First, Ben will discover the origin of all those gallons of milk he pours down his gullet. This morning, thanks to my friends and dairy farmers, Lee and Betty Sue Robie, he learned firsthand how a gallon of milk goes from grass to heifer to refrigerator. (Watch this first stage of Ben’s education in the video below.)In order to successfully complete this task, Ben must prove himself a competent and helpful milking assistant, and once Lee and Betty Sue give him their stamp of approval, he will have climbed the first rung of his education.

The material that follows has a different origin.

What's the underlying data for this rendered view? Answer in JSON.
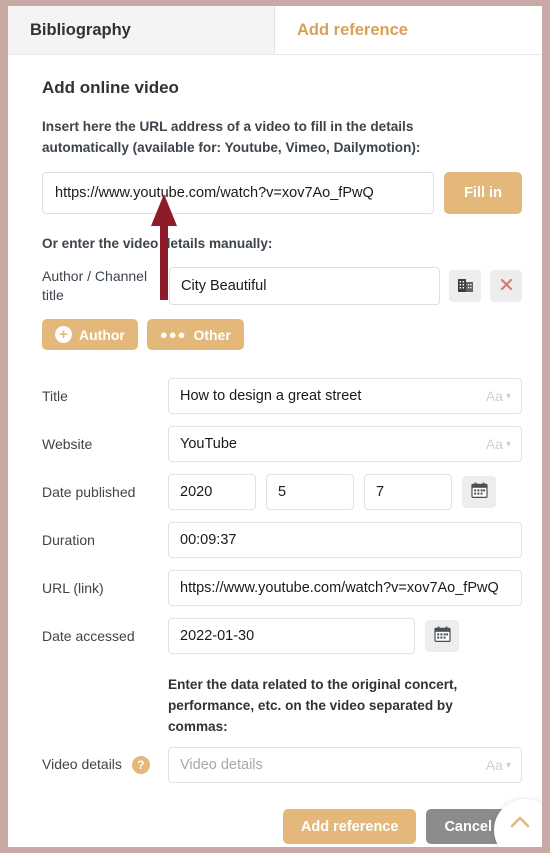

Next, he must be able to create a respectable sauce. As Ben is a fan of tuna salad, he chose mayonnaise as his sauce of choice. Mayonnaise, like most sauces, is predicated on the suspension of oil in a liquid, otherwise known as an emulsion. If he can master a mayonnaise, he can prepare everything from a salad dressing to a hollandaise. We happen to have a flock of hens busily laying one of the key ingredients for this lovely sauce, so mayonnaise it is. I could be a stickler here, and insist he make his mayo by hand, but I am allowing the use of a food processor. If it’s good enough for Mark Bittman, it’s good enough for me.

And what else does he need for his tuna salad, prepared with homemade mayonnaise, but a hearty slab of bread? As his third task on his way to culinary manhood, Ben must be able to bake a respectable loaf of bread. I don’t care if it’s crusty, no-knead or flat; he must be able to transform flour, yeast, water and salt into something that will perfume the house with its yeasty goodness, something he’d be proud to serve to his friends or a future dinner date.

Finally, Ben will prepare a meal for the entire family, start to finish, that includes a protein, at least one vegetable, and a starch — a loaf of bread, perhaps? The menu is his to choose, and he may have as many trial runs as he would like. I will teach him everything he needs to know in order to prepare the meal, but in the end, he must bring the food to table on his own.

I understand that the ability to bake bread or milk a cow is in no way a measure of Ben’s manhood, but it’s a start. In learning how to cook, he will receive an education in discipline, organization and attention to detail. Most important, he will learn how to nourish himself and his family, and I can’t imagine any greater achievement of manhood. .